A relative late-bloomer as an artist, Nahappan had a career in interior design, before leaving the corporate world to follow her husband to Singapore in the late 80s, where she decided to pursue art at the age of 37.
FASCINATION WITH ENERGIES
By the mid-90s, Nahappan began exploring themes we now see in her works today – what she calls “natural found objects” that have a lot to do with food. In her early years as an artist, she did installations using ingredients and spices such as rock salt and turmeric.
Her fascination with seeds would also continue. “I did my postgrad in ‘94, ‘95 and I did a lot of studies on Hindi rituals and rituals in the region – and a number of them involved seeds and pods and the chilli was very much used as well. I started building a lot around that,” said Nahappan.

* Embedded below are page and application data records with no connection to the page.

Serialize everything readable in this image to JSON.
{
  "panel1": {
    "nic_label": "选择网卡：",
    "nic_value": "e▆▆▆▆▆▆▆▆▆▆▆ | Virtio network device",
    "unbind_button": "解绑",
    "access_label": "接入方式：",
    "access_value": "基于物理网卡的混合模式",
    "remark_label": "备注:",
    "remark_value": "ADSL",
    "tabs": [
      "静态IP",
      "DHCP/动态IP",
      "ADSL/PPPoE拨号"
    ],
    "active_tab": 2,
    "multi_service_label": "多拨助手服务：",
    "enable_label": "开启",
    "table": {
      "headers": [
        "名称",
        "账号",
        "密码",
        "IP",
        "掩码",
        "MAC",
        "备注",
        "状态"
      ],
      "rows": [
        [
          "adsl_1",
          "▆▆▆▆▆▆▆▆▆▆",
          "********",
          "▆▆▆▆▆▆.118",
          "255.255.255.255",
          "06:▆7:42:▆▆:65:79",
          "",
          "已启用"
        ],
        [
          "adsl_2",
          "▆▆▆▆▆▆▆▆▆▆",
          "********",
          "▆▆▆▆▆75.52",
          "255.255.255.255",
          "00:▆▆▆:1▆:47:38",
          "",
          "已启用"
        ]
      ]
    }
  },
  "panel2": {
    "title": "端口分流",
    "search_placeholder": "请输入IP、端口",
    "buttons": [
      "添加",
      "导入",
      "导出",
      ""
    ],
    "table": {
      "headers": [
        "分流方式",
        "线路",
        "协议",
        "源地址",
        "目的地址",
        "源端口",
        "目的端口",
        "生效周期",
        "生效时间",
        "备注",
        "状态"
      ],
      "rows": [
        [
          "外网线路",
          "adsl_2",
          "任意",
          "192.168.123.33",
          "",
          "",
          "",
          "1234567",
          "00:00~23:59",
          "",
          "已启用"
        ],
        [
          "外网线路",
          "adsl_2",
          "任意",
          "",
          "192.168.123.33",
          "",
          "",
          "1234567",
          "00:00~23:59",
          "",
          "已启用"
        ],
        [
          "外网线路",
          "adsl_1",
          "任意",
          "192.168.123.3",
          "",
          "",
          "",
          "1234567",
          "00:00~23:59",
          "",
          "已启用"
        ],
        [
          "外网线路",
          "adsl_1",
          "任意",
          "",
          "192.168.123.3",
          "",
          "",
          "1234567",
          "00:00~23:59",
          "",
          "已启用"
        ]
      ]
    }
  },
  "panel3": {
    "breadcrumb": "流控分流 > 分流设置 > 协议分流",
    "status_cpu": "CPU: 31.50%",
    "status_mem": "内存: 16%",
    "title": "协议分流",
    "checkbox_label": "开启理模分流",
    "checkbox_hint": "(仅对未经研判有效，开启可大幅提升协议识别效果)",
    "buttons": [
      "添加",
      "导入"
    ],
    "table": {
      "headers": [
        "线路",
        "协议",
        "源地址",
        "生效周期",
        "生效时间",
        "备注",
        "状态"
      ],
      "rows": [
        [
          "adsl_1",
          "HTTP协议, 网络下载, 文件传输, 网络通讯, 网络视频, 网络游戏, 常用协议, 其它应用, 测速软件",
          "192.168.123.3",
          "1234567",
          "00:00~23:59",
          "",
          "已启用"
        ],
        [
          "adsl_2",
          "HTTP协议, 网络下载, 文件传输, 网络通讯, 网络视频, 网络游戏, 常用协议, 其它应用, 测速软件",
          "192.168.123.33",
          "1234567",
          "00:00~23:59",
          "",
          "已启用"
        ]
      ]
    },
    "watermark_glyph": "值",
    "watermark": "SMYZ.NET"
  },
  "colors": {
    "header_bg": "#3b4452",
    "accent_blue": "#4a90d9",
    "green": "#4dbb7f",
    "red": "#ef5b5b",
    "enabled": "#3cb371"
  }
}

She continued: “Seeds are a mysterious thing. They have potential energy, and I’m always keen on exploring different types of energy. And when I was trying to show what would give one a kind of high energy – that’s when I discovered the chilli. In the spectrum of taste, the chilli is top. It became a metaphor for high energy.”
Her artworks have also become a way of making sense of the world around her. When asked if her heritage played a strong part in her choice of what art to create, Nahappan said: “The heritage is through the exposure I’ve had, but at the same time, I always try to connect with my surroundings – Asia and Southeast Asia."
She added: "There is that thread that connects all of us – the philosophies, the rituals and all these things. For me, I want to see the trail of how found materials and objects become important to individuals in different parts of the region. All of these has a soul and to me, you’re connecting with that the soul of Asia.”
ANOTHER DIMENSION OF SINGAPORE
While Nahappan’s public artworks are what many in Singapore are familiar with, her creations have also been critically lauded and exhibited in venues here and overseas, such as Tokyo, Seoul, Australia, China, Germany, London and New York.
One of her most critically lauded pieces was shown at the Singapore Biennale in 2013, a monumental-yet-meditative installation titled Anahata, which comprised 4,000kg worth of the seeds. And even former US Secretary of State Hillary Clinton has one of her chillies, which was given as an official gift from Singapore.
And this year, her huge chillies will be at Venice for six months. Nahappan is one of two Singaporean artists whose works will be seen during what’s arguably the hottest art event in the world this year.
While her sculpture will be found at the Marinaressa Gardens, Singapore's official representative, artist Song-Ming Ang, will be exhibiting at the country's official pavilion at the Arsenale.
“I think it’s a very good thing – we need to be on an international platform to actually say there is another dimension of Singapore,” she said. “And it’s also quite important for the artists to go abroad and have a different audience – if we expose ourselves, we grow.”
As Nahappan’s giant chillies slowly make their way by sea to be planted on the other side of the world, she’s keeping busy with plans right here in Singapore. One of her projects, slated for the latter part of the year, is a kind of “spice garden” installation at the Indian Heritage Centre.
For her, art-making is a continuous process. “As a contemporary artist, you live in the now and what inspires you for that period of time and where it takes you. Every now and then, a new window will open and you explore what you see beyond that window.”